Friday, July 25, 2008

E-political marketing

This combines the old technique of lobbying of MPs by citizens with a practice more commonly used in the US, which is mobilising the public using the Internet. Canvas Your MP is a Liberal Democrat led campaign, the challenge for them now is making an impact. In the US lobbying strategists have developed complex equations for both moving the votes of senators and gathering participants and supporters. For them it is about click-thrus, they will pay to embed a link on popular sites, recognise that no more than 10% click, that of that 10% only 1% sign up and so from that work out how many banners are needed on which sites to get the right amount of visitors clicking. Not sure what the distribution method for this campaign will be, currently it is viral and passed from friend to friend via FriendFeed, Facebook and over email, but is this sufficient to get to enough MPs across the country, and get anywhere near a significant number of constituents contacting their MPs? Is the informal recommendation via the online community the best strategy, or does the strategy need ratcheting up a notch.

1 comment:

David Phillips said...

Yuk.... I see the dead hand of 20th century marketing.

Marketing is dead.

Students majoring in marketing will have to unlearn it when their boss dies (of despair in about two years time).

So the push element of all of this is doomed. Nor is it a numbers game. Even in the USA its not just the numbers game of 10% this and 1% that.

Its easy to be seduced by these old tactics. 'Ten insertions over three weeks will optimise ad responses' is just so 20th century.

If you want some numbers try some comparisons from today:
Blog posts: Obama 900,000 McCain 570,000
Ning pages: Obama 10,000 McCain 4800
Tweets: Obama 1350 McCain 618
Flickr pix: Obama 38,000 McCain 5,000
One can go on to indexed web pages:
Obama 62 million McCain 38 million.

Madison Avenue did not get a peek in. It can bluster but 62 million web page impressions is quite beyond its competence (or desire).

Not much of this is paid for content. Not much has come from buying hyperlinks. Not much has come from marketing.

The marketers are the servants of Online PR ... 'be a good fellow and do put up a couple of dozen pop-ups - just to keep the Madison Avenue lobby onside'.

The grunt of the campaign is in tapping into the network of relationships, offering values that these networks want to relate to and then sharing the enthusiasm.

Its proper PR.

'Go and canvass your MP' is a command.
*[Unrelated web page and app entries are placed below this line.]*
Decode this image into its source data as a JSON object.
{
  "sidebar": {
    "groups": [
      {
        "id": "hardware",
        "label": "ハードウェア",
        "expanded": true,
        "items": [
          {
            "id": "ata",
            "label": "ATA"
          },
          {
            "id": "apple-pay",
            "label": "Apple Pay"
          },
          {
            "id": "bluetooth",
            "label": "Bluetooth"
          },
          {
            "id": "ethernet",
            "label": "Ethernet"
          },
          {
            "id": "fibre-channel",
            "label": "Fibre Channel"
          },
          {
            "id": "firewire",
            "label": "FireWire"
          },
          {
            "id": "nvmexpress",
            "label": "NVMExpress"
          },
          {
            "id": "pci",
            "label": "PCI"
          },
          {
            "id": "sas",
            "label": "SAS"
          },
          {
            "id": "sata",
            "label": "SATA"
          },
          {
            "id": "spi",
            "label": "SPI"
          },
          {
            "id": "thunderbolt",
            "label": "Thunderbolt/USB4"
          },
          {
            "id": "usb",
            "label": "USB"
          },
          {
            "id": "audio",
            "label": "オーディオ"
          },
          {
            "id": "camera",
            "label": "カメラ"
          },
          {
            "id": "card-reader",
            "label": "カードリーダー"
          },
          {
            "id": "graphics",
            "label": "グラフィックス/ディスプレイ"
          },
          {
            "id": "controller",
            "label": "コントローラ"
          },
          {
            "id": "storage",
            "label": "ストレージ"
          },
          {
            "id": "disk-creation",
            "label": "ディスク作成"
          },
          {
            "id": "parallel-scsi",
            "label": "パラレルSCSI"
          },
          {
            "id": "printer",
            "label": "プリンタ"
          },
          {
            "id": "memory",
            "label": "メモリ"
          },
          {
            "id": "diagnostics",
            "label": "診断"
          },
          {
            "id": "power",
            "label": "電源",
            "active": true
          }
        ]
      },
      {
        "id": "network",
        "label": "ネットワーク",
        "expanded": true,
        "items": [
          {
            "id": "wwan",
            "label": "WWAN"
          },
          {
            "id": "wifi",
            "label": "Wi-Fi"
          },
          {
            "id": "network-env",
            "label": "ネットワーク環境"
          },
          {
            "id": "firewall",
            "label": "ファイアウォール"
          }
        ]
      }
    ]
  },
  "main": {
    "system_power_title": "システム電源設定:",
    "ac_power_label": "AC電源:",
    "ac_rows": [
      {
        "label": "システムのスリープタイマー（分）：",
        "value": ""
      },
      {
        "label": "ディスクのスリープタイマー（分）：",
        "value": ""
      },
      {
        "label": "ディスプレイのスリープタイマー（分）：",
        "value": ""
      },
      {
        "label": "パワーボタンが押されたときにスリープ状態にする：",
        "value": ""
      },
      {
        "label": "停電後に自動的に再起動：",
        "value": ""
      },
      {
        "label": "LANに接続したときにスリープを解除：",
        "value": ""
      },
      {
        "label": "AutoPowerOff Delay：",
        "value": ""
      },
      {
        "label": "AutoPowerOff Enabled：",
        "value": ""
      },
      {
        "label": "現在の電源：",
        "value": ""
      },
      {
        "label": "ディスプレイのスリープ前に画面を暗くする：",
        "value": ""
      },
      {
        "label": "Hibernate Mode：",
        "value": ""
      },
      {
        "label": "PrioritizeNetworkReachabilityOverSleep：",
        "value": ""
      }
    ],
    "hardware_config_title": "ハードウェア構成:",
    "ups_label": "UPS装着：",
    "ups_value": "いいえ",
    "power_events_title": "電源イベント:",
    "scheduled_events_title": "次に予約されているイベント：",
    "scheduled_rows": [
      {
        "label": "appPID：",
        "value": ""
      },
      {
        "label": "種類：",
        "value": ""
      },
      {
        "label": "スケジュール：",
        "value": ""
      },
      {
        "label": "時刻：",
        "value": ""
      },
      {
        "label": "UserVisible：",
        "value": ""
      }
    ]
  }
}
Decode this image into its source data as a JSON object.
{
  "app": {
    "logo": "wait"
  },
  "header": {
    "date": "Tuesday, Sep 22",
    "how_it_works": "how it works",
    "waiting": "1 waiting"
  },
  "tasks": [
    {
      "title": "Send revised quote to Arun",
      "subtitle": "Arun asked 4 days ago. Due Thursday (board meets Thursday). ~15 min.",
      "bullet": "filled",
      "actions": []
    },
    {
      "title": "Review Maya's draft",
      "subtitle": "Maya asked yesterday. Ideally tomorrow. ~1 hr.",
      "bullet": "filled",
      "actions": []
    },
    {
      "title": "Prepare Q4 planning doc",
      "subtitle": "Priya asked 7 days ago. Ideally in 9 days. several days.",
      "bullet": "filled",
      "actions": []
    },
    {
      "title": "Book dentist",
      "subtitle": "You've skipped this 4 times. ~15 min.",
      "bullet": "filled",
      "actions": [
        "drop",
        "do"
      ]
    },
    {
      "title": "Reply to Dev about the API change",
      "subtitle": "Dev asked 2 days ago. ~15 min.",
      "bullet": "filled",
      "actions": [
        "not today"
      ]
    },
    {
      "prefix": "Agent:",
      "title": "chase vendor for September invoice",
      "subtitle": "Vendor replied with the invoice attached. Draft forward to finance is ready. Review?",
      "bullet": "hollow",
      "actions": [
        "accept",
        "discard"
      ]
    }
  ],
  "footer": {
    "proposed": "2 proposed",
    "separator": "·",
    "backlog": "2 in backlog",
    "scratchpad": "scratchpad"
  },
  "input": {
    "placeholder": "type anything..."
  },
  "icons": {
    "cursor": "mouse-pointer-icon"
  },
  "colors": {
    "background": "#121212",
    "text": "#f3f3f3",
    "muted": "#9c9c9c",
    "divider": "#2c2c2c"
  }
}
It comes from mid 20th century polemics.

There are enough folk born before 1960 who will 'jolly well do as they are told' and a bunch of people for whom the issue is of such importance that they will ignore the sheer arrogance of it all to do something. But this has not the making of a mass movement.